→ **Exercise goal**: Locate each line of the material that contains "icon", then return it.

Start of Exercise materials

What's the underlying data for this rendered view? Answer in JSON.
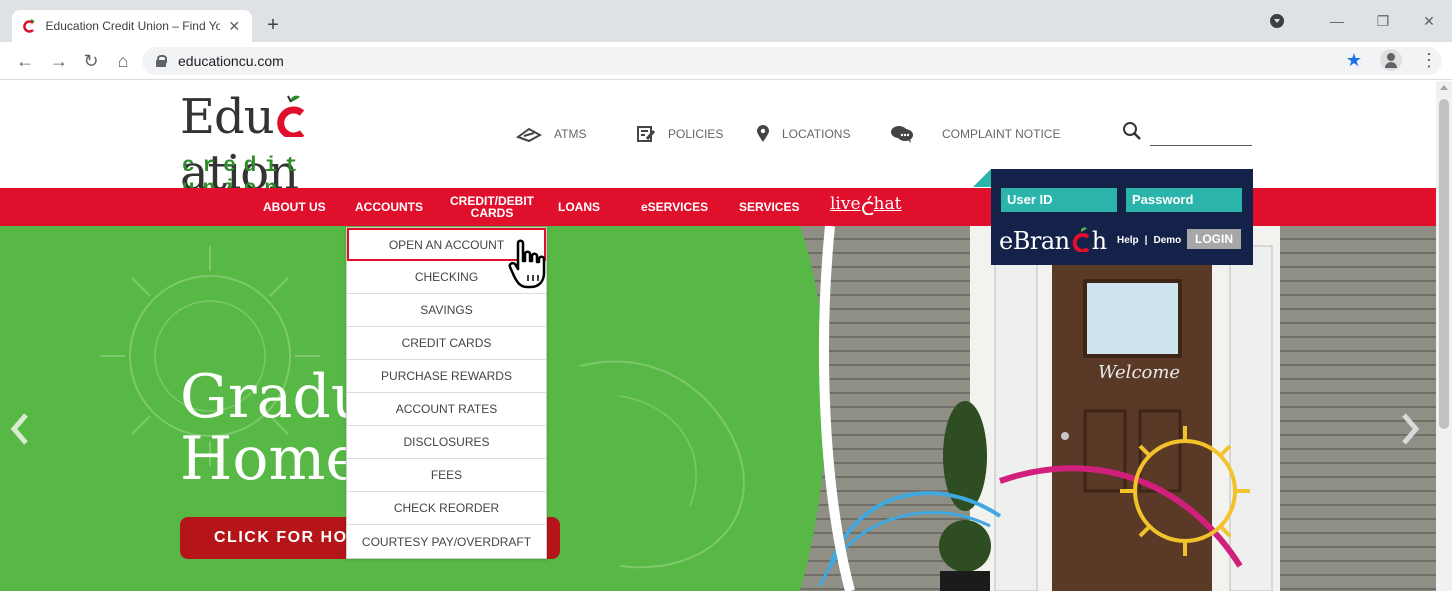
{
  "browser": {
    "tab_title": "Education Credit Union – Find Yo",
    "url": "educationcu.com"
  },
  "header": {
    "logo_word_left": "Edu",
    "logo_word_right": "ation",
    "logo_sub": "credit union",
    "utility": [
      {
        "label": "ATMS",
        "icon": "eye-icon"
      },
      {
        "label": "POLICIES",
        "icon": "edit-icon"
      },
      {
        "label": "LOCATIONS",
        "icon": "map-pin-icon"
      },
      {
        "label": "COMPLAINT NOTICE",
        "icon": "chat-bubbles-icon"
      }
    ]
  },
  "nav": {
    "about": "ABOUT US",
    "accounts": "ACCOUNTS",
    "cards_line1": "CREDIT/DEBIT",
    "cards_line2": "CARDS",
    "loans": "LOANS",
    "eservices": "eSERVICES",
    "services": "SERVICES",
    "livechat_left": "live",
    "livechat_right": "hat"
  },
  "dropdown": {
    "items": [
      "OPEN AN ACCOUNT",
      "CHECKING",
      "SAVINGS",
      "CREDIT CARDS",
      "PURCHASE REWARDS",
      "ACCOUNT RATES",
      "DISCLOSURES",
      "FEES",
      "CHECK REORDER",
      "COURTESY PAY/OVERDRAFT"
    ],
    "active_index": 0
  },
  "login": {
    "user_placeholder": "User ID",
    "password_placeholder": "Password",
    "brand_left": "eBran",
    "brand_right": "h",
    "help": "Help",
    "separator": "|",
    "demo": "Demo",
    "button": "LOGIN"
  },
  "hero": {
    "title_line1": "Gradu",
    "title_line2": "Home",
    "cta": "CLICK FOR HOME",
    "welcome_sign": "Welcome"
  },
  "colors": {
    "brand_red": "#e0102d",
    "hero_green": "#57b845",
    "login_navy": "#14224a",
    "login_teal": "#2bb4ac",
    "logo_green": "#2e8a2a"
  }
}
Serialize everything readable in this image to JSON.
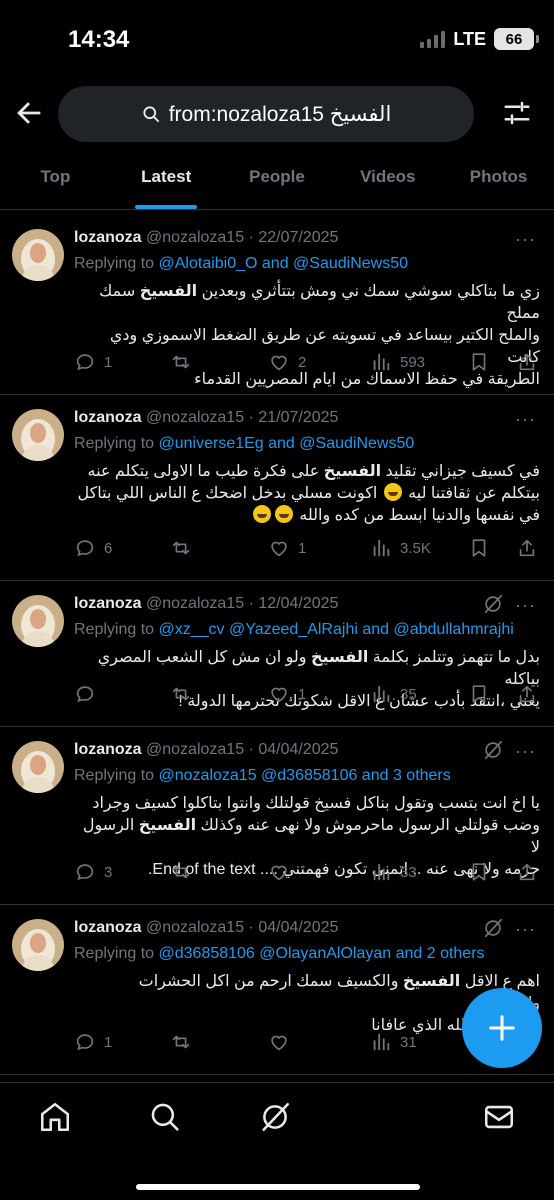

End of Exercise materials

→ **Worked solution**:
        "icon": "eye-icon"
        "icon": "edit-icon"
        "icon": "map-pin-icon"
        "icon": "chat-bubbles-icon"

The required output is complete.